_Your assignment_
When the line with "Extract the structured" comes up, set it down and every later line to the end of the data, exactly and without pictures.

_Information_
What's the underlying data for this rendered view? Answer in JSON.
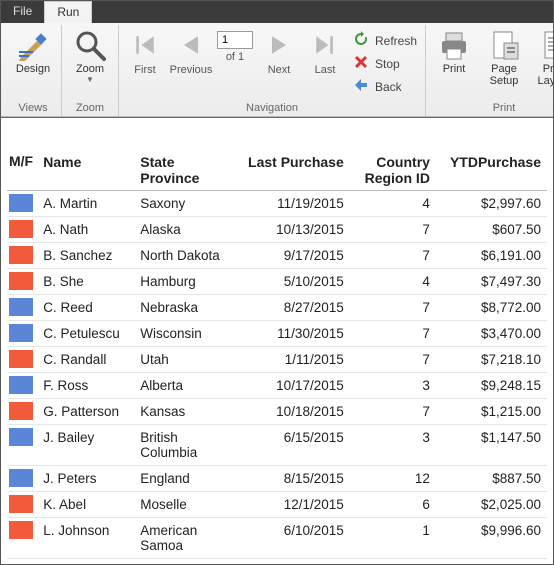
{
  "tabs": {
    "file": "File",
    "run": "Run",
    "active": "run"
  },
  "ribbon": {
    "views": {
      "label": "Views",
      "design": "Design"
    },
    "zoom": {
      "label": "Zoom",
      "zoom": "Zoom"
    },
    "navigation": {
      "label": "Navigation",
      "first": "First",
      "previous": "Previous",
      "next": "Next",
      "last": "Last",
      "page_current": "1",
      "page_of_prefix": "of ",
      "page_total": "1",
      "refresh": "Refresh",
      "stop": "Stop",
      "back": "Back"
    },
    "print": {
      "label": "Print",
      "print": "Print",
      "page_setup": "Page\nSetup",
      "print_layout": "Print\nLayout"
    }
  },
  "columns": {
    "mf": "M/F",
    "name": "Name",
    "state": "State Province",
    "last_purchase": "Last Purchase",
    "country": "Country Region ID",
    "ytd": "YTDPurchase"
  },
  "colors": {
    "male": "#5b85d6",
    "female": "#f15a3b"
  },
  "rows": [
    {
      "mf": "male",
      "name": "A. Martin",
      "state": "Saxony",
      "last_purchase": "11/19/2015",
      "country": "4",
      "ytd": "$2,997.60"
    },
    {
      "mf": "female",
      "name": "A. Nath",
      "state": "Alaska",
      "last_purchase": "10/13/2015",
      "country": "7",
      "ytd": "$607.50"
    },
    {
      "mf": "female",
      "name": "B. Sanchez",
      "state": "North Dakota",
      "last_purchase": "9/17/2015",
      "country": "7",
      "ytd": "$6,191.00"
    },
    {
      "mf": "female",
      "name": "B. She",
      "state": "Hamburg",
      "last_purchase": "5/10/2015",
      "country": "4",
      "ytd": "$7,497.30"
    },
    {
      "mf": "male",
      "name": "C. Reed",
      "state": "Nebraska",
      "last_purchase": "8/27/2015",
      "country": "7",
      "ytd": "$8,772.00"
    },
    {
      "mf": "male",
      "name": "C. Petulescu",
      "state": "Wisconsin",
      "last_purchase": "11/30/2015",
      "country": "7",
      "ytd": "$3,470.00"
    },
    {
      "mf": "female",
      "name": "C. Randall",
      "state": "Utah",
      "last_purchase": "1/11/2015",
      "country": "7",
      "ytd": "$7,218.10"
    },
    {
      "mf": "male",
      "name": "F. Ross",
      "state": "Alberta",
      "last_purchase": "10/17/2015",
      "country": "3",
      "ytd": "$9,248.15"
    },
    {
      "mf": "female",
      "name": "G. Patterson",
      "state": "Kansas",
      "last_purchase": "10/18/2015",
      "country": "7",
      "ytd": "$1,215.00"
    },
    {
      "mf": "male",
      "name": "J. Bailey",
      "state": "British Columbia",
      "last_purchase": "6/15/2015",
      "country": "3",
      "ytd": "$1,147.50"
    },
    {
      "mf": "male",
      "name": "J. Peters",
      "state": "England",
      "last_purchase": "8/15/2015",
      "country": "12",
      "ytd": "$887.50"
    },
    {
      "mf": "female",
      "name": "K. Abel",
      "state": "Moselle",
      "last_purchase": "12/1/2015",
      "country": "6",
      "ytd": "$2,025.00"
    },
    {
      "mf": "female",
      "name": "L. Johnson",
      "state": "American Samoa",
      "last_purchase": "6/10/2015",
      "country": "1",
      "ytd": "$9,996.60"
    }
  ]
}
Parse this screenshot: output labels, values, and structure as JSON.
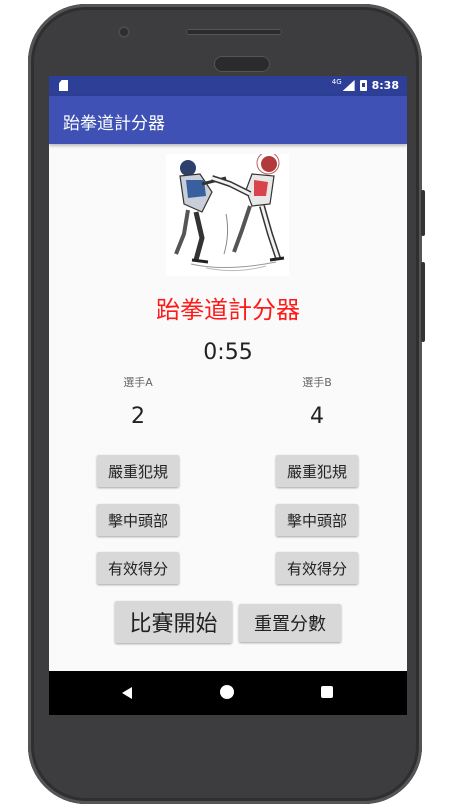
{
  "colors": {
    "status_bar": "#2d3f97",
    "app_bar": "#3f51b5",
    "heading": "#ff1a1a",
    "button_bg": "#d8d8d8",
    "nav_bar": "#000000"
  },
  "status_bar": {
    "network": "4G",
    "time": "8:38",
    "icons": [
      "sim-card-icon",
      "signal-icon",
      "battery-icon"
    ]
  },
  "app_bar": {
    "title": "跆拳道計分器"
  },
  "main": {
    "image": "taekwondo-fighters-illustration",
    "heading": "跆拳道計分器",
    "timer": "0:55",
    "player_a": {
      "label": "選手A",
      "score": "2",
      "buttons": [
        "嚴重犯規",
        "擊中頭部",
        "有效得分"
      ]
    },
    "player_b": {
      "label": "選手B",
      "score": "4",
      "buttons": [
        "嚴重犯規",
        "擊中頭部",
        "有效得分"
      ]
    },
    "start_button": "比賽開始",
    "reset_button": "重置分數"
  },
  "nav_bar": {
    "icons": [
      "back-icon",
      "home-icon",
      "recents-icon"
    ]
  }
}
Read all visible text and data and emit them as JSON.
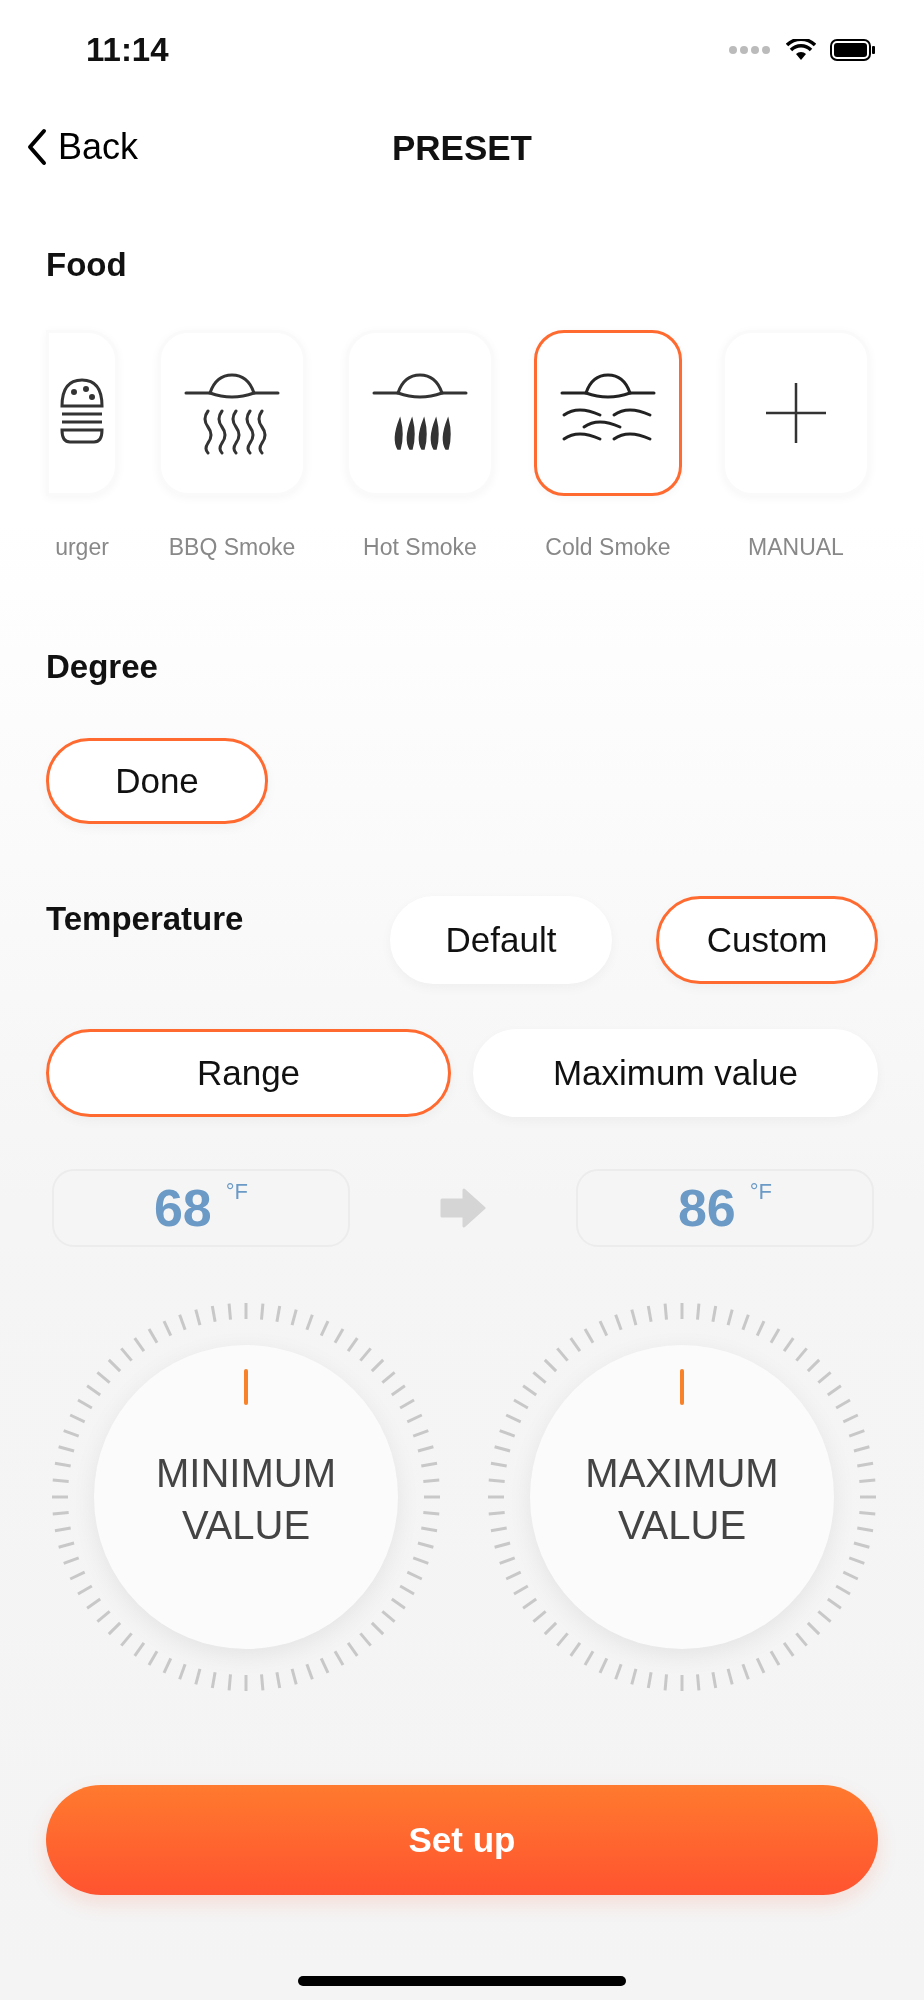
{
  "status_bar": {
    "time": "11:14"
  },
  "nav": {
    "back": "Back",
    "title": "PRESET"
  },
  "food": {
    "heading": "Food",
    "items": [
      {
        "label": "urger",
        "kind": "burger",
        "selected": false
      },
      {
        "label": "BBQ Smoke",
        "kind": "bbq",
        "selected": false
      },
      {
        "label": "Hot Smoke",
        "kind": "hot",
        "selected": false
      },
      {
        "label": "Cold Smoke",
        "kind": "cold",
        "selected": true
      },
      {
        "label": "MANUAL",
        "kind": "plus",
        "selected": false
      }
    ]
  },
  "degree": {
    "heading": "Degree",
    "options": [
      {
        "label": "Done",
        "selected": true
      }
    ]
  },
  "temperature": {
    "heading": "Temperature",
    "modes": [
      {
        "label": "Default",
        "selected": false
      },
      {
        "label": "Custom",
        "selected": true
      }
    ],
    "types": [
      {
        "label": "Range",
        "selected": true
      },
      {
        "label": "Maximum value",
        "selected": false
      }
    ],
    "min": {
      "value": "68",
      "unit": "°F"
    },
    "max": {
      "value": "86",
      "unit": "°F"
    },
    "dials": [
      {
        "label": "MINIMUM VALUE"
      },
      {
        "label": "MAXIMUM VALUE"
      }
    ]
  },
  "action": {
    "label": "Set up"
  }
}
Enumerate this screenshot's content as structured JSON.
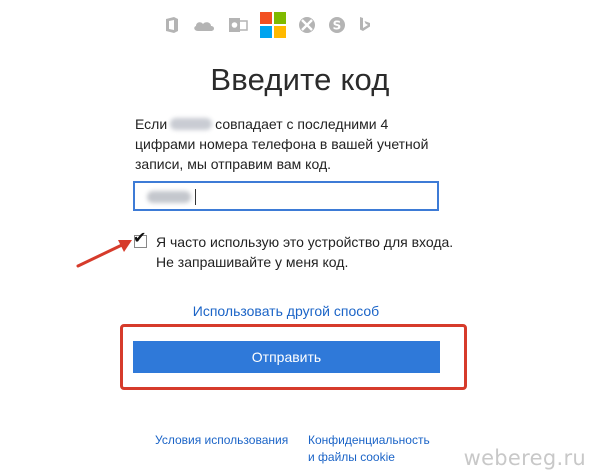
{
  "header": {
    "product_icons": [
      "office-icon",
      "onedrive-icon",
      "outlook-icon",
      "microsoft-logo",
      "xbox-icon",
      "skype-icon",
      "bing-icon"
    ]
  },
  "page": {
    "title": "Введите код",
    "description_part1": "Если",
    "description_part2": "совпадает с последними 4 цифрами номера телефона в вашей учетной записи, мы отправим вам код."
  },
  "remember": {
    "checked": true,
    "label": "Я часто использую это устройство для входа. Не запрашивайте у меня код."
  },
  "links": {
    "alternate": "Использовать другой способ",
    "terms": "Условия использования",
    "privacy": "Конфиденциальность и файлы cookie"
  },
  "buttons": {
    "send": "Отправить"
  },
  "watermark": "webereg.ru",
  "colors": {
    "accent": "#2f79d9",
    "link": "#1b64c7",
    "highlight": "#d63b2b",
    "input_border": "#3d7bd6"
  }
}
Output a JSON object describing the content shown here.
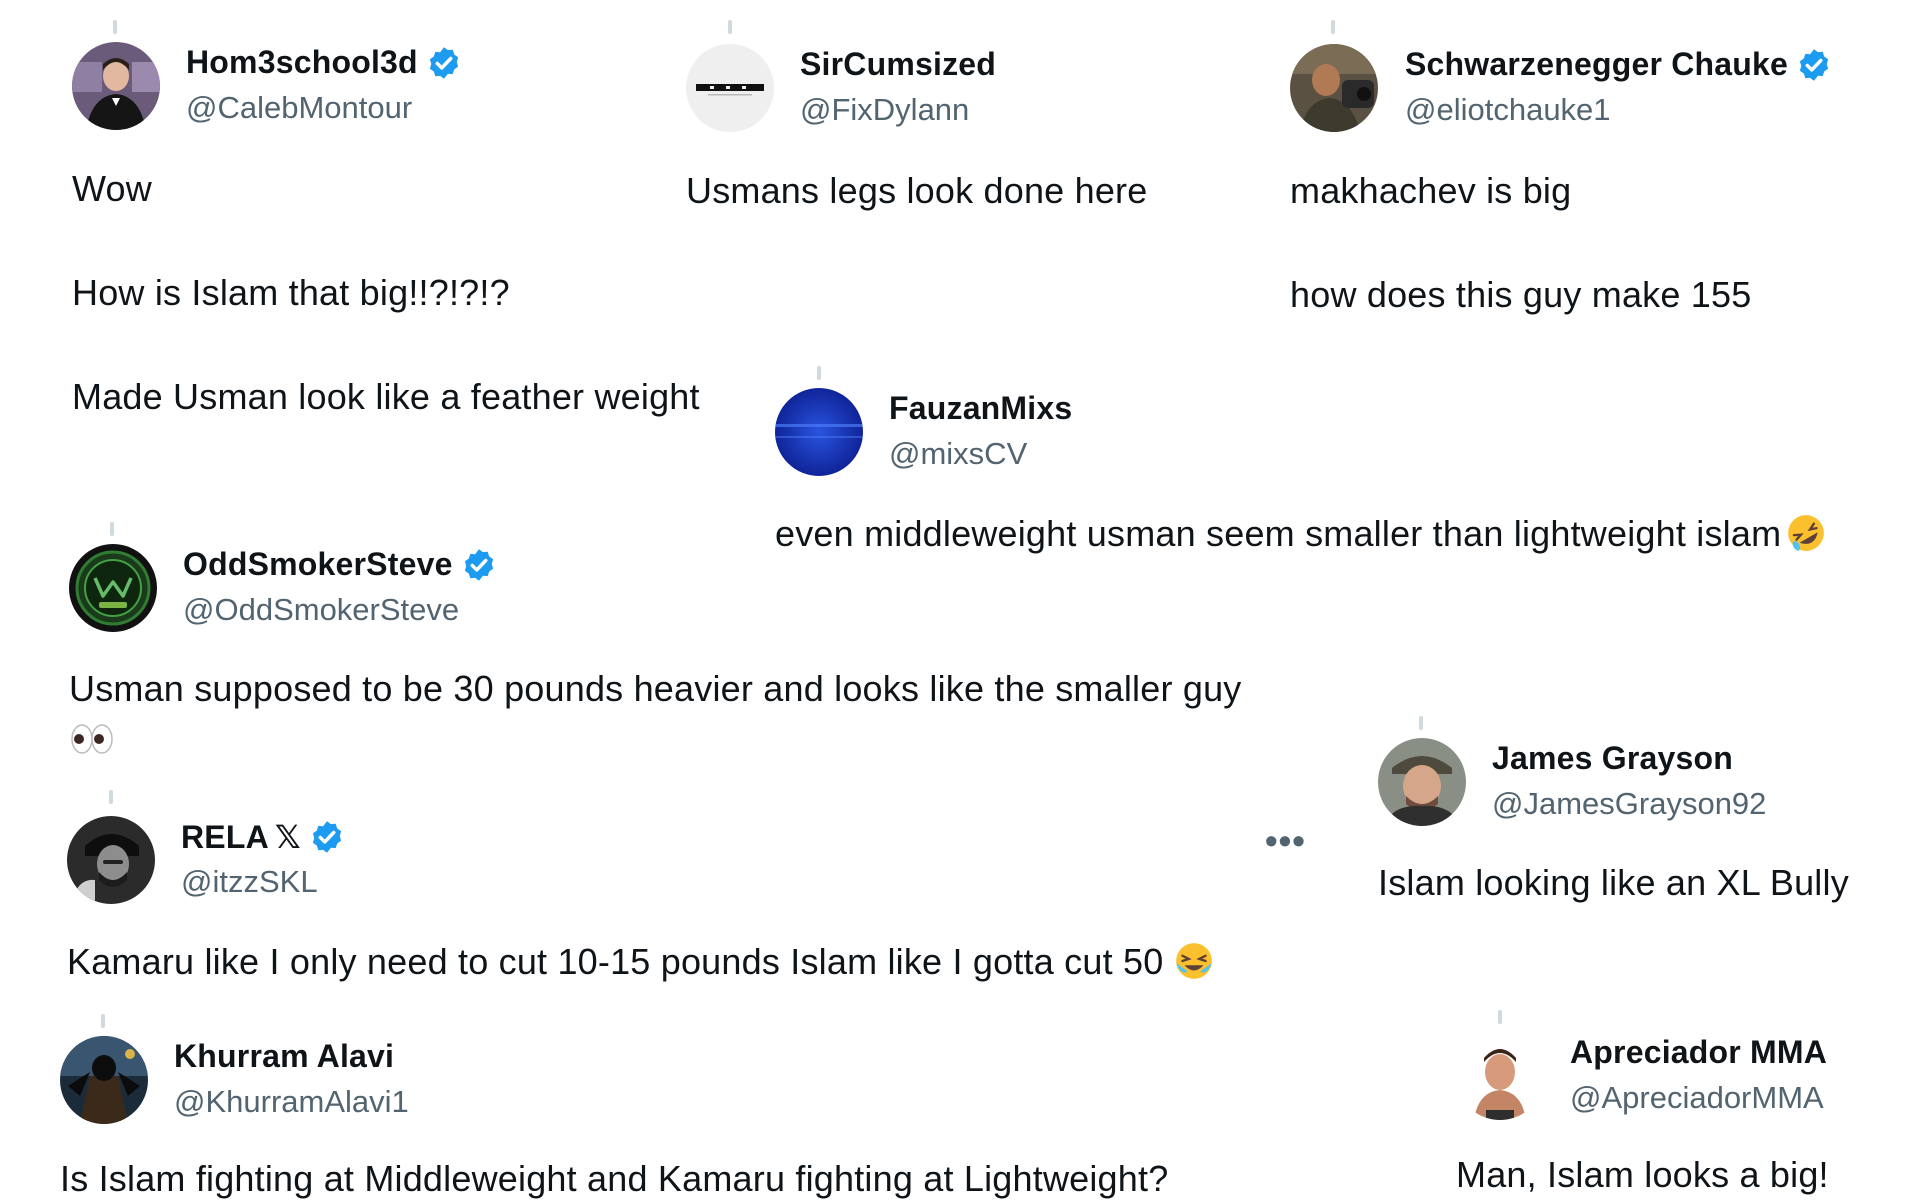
{
  "tweets": {
    "t1": {
      "display_name": "Hom3school3d",
      "handle": "@CalebMontour",
      "verified": true,
      "lines": [
        "Wow",
        "How is Islam that big!!?!?!?",
        "Made Usman look like a feather weight"
      ]
    },
    "t2": {
      "display_name": "SirCumsized",
      "handle": "@FixDylann",
      "verified": false,
      "lines": [
        "Usmans legs look done here"
      ]
    },
    "t3": {
      "display_name": "Schwarzenegger Chauke",
      "handle": "@eliotchauke1",
      "verified": true,
      "lines": [
        "makhachev is big",
        "how does this guy make 155"
      ]
    },
    "t4": {
      "display_name": "FauzanMixs",
      "handle": "@mixsCV",
      "verified": false,
      "lines": [
        "even middleweight usman seem smaller than lightweight islam"
      ],
      "emoji": "rolling-on-floor-laughing-emoji"
    },
    "t5": {
      "display_name": "OddSmokerSteve",
      "handle": "@OddSmokerSteve",
      "verified": true,
      "lines": [
        "Usman supposed to be 30 pounds heavier and looks like the smaller guy"
      ],
      "emoji": "eyes-emoji"
    },
    "t6": {
      "display_name": "RELA",
      "name_suffix": "𝕏",
      "handle": "@itzzSKL",
      "verified": true,
      "lines": [
        "Kamaru  like I only need to cut 10-15 pounds Islam like I gotta cut 50"
      ],
      "emoji": "loudly-crying-laughing-emoji",
      "more_label": "•••"
    },
    "t7": {
      "display_name": "James Grayson",
      "handle": "@JamesGrayson92",
      "verified": false,
      "lines": [
        "Islam looking like an XL Bully"
      ]
    },
    "t8": {
      "display_name": "Khurram Alavi",
      "handle": "@KhurramAlavi1",
      "verified": false,
      "lines": [
        "Is Islam fighting at Middleweight and Kamaru fighting at Lightweight?"
      ]
    },
    "t9": {
      "display_name": "Apreciador MMA",
      "handle": "@ApreciadorMMA",
      "verified": false,
      "lines": [
        "Man, Islam looks a big!"
      ]
    }
  },
  "colors": {
    "text": "#0f1419",
    "handle": "#536471",
    "verified": "#1d9bf0",
    "thread_line": "#cfd9de"
  }
}
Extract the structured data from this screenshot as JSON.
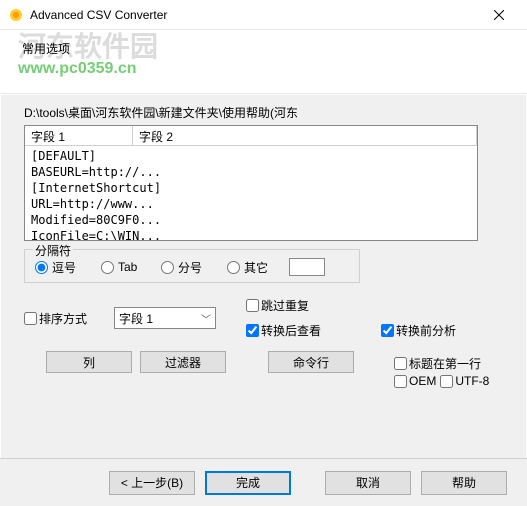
{
  "title": "Advanced CSV Converter",
  "header_label": "常用选项",
  "branding": {
    "line1": "河东软件园",
    "line2": "www.pc0359.cn"
  },
  "path": "D:\\tools\\桌面\\河东软件园\\新建文件夹\\使用帮助(河东",
  "list_headers": [
    "字段 1",
    "字段 2"
  ],
  "list_rows": [
    "[DEFAULT]",
    "BASEURL=http://...",
    "[InternetShortcut]",
    "URL=http://www...",
    "Modified=80C9F0...",
    "IconFile=C:\\WIN..."
  ],
  "separator": {
    "group_title": "分隔符",
    "comma": "逗号",
    "tab": "Tab",
    "semicolon": "分号",
    "other": "其它"
  },
  "checks": {
    "header_first": "标题在第一行",
    "oem": "OEM",
    "utf8": "UTF-8",
    "sort": "排序方式",
    "skip_dup": "跳过重复",
    "view_after": "转换后查看",
    "analyze_before": "转换前分析"
  },
  "combo_value": "字段 1",
  "buttons": {
    "columns": "列",
    "filter": "过滤器",
    "cmdline": "命令行",
    "back": "< 上一步(B)",
    "finish": "完成",
    "cancel": "取消",
    "help": "帮助"
  }
}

_Result of this exercise_
Extract the structured data from this screenshot as JSON.
{
  "title": "Advanced CSV Converter",
  "header_label": "常用选项",
  "branding": {
    "line1": "河东软件园",
    "line2": "www.pc0359.cn"
  },
  "path": "D:\\tools\\桌面\\河东软件园\\新建文件夹\\使用帮助(河东",
  "list_headers": [
    "字段 1",
    "字段 2"
  ],
  "list_rows": [
    "[DEFAULT]",
    "BASEURL=http://...",
    "[InternetShortcut]",
    "URL=http://www...",
    "Modified=80C9F0...",
    "IconFile=C:\\WIN..."
  ],
  "separator": {
    "group_title": "分隔符",
    "comma": "逗号",
    "tab": "Tab",
    "semicolon": "分号",
    "other": "其它"
  },
  "checks": {
    "header_first": "标题在第一行",
    "oem": "OEM",
    "utf8": "UTF-8",
    "sort": "排序方式",
    "skip_dup": "跳过重复",
    "view_after": "转换后查看",
    "analyze_before": "转换前分析"
  },
  "combo_value": "字段 1",
  "buttons": {
    "columns": "列",
    "filter": "过滤器",
    "cmdline": "命令行",
    "back": "< 上一步(B)",
    "finish": "完成",
    "cancel": "取消",
    "help": "帮助"
  }
}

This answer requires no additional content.